<16> Caroline Jordan discusses Emma Macpherson’s work within the context of her “claim to fame as an artist of colonialism” (90). A squatter’s wife in Australia, Macpherson traveled with her husband and brother and had very specific ideas concerning what she wanted to see. Macpherson was most interested in seeing Aborigines, gold fields, and Illawarra--experiences that had already been illustrated in J.S. Prout’s Dioramic Views of Australia. Even though her specific exposure to such materials prior to her trip has not been established, Macpherson seemed to have “formed ideas of what there was to see in Australia before she arrived” (94). Of particular importance in this chapter is a discussion (that one might wish were longer) on Macpherson’s attitude toward complaints about settler violence. Macpherson “freely admits her husband took part in guerrilla warfare against Aborigines in opening up the northwest to white settlement some years before” (103). She defends her position against unnamed critics by pointing out that the Aborigines “would find ways to survive without ownership of the land: they could still hunt, and if not, labor for Europeans would always support them” (104).
<17> The final chapter of the book is an analysis by Jeff Rosen of a “crisis of representation” experienced by Julia Margaret Cameron while trying to photograph Marianne North. North stayed with Cameron for several days during a trip to the Royal Botanic Garden of Ceylon and agreed to sit as subject for her. According to North’s own diary, the sitting was partly a failure. Cameron tried multiple times to create the photograph she desired:
Further exploring the relationships between the primitive and the picturesque, Rosen demonstrates the ambivalence of the traveler. Referencing the work of Homi Bhabha, he writes, “such articulations disclose the intermixture of fear and desire, mimicry and difference, and obedience and independence in the imagery, expressing the artists’ constant struggle with their status as colonialist outsiders” (123).
<18> Intrepid Women: Victorian Artists Travel is an excellent collection. The essays are smart and well-grounded and they interact with and support and expand upon each other in interesting and helpful ways.

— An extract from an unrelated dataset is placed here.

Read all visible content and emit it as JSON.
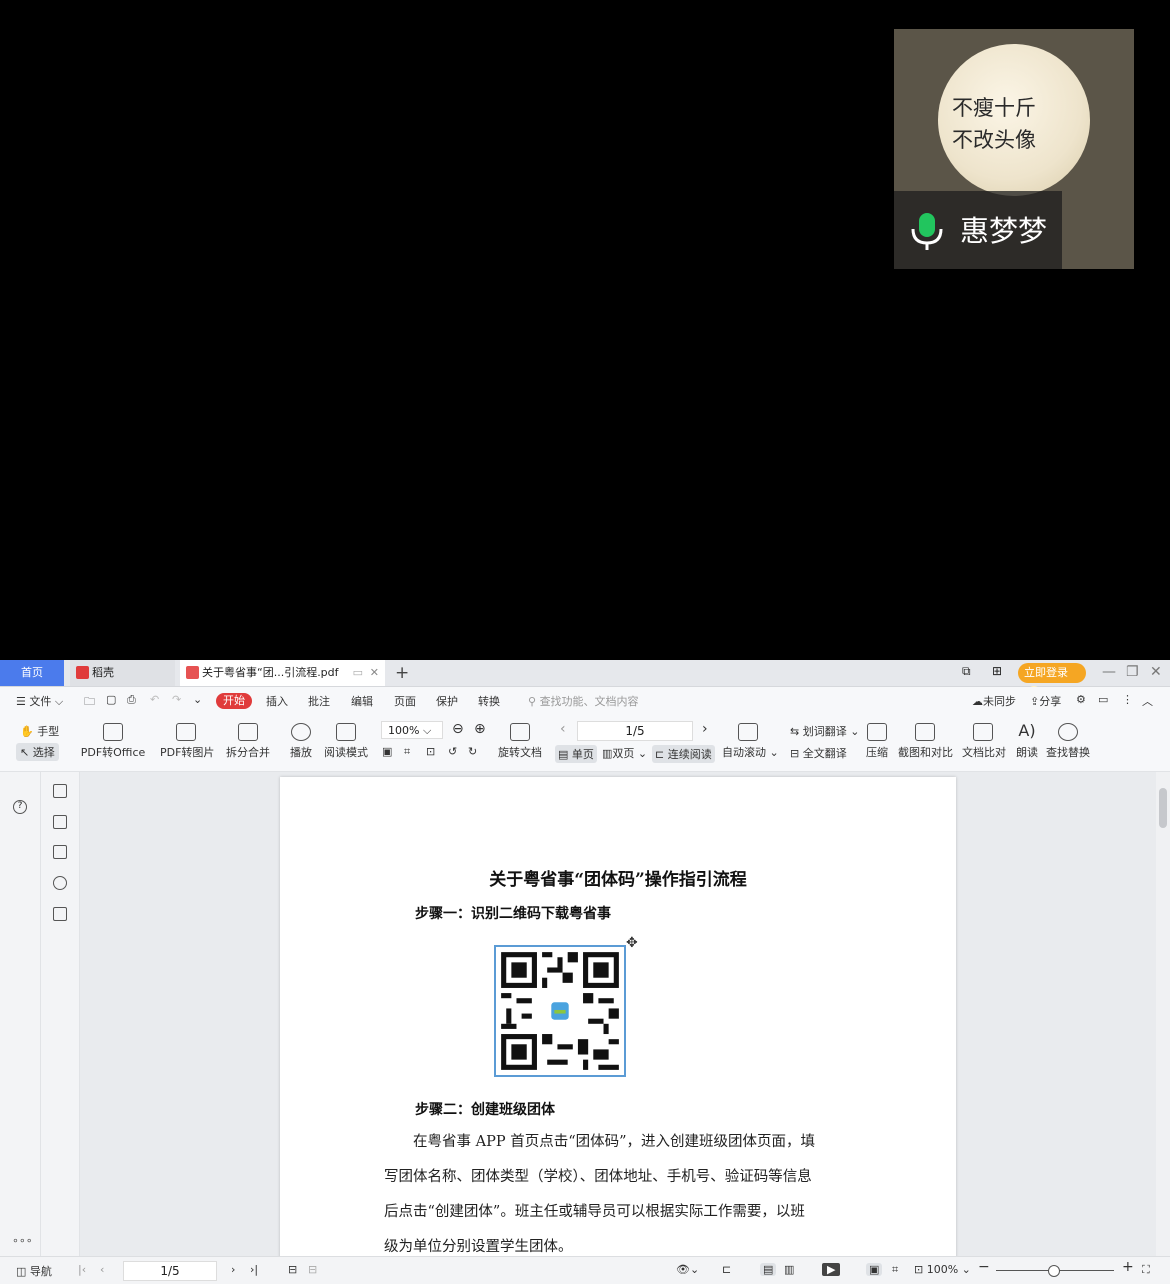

The contributors address general trends and influences of current interest to scholars of their subjects even as they elucidate the particulars of their own analyses. I wouldn’t be surprised to see this book referenced again and again in future scholarship.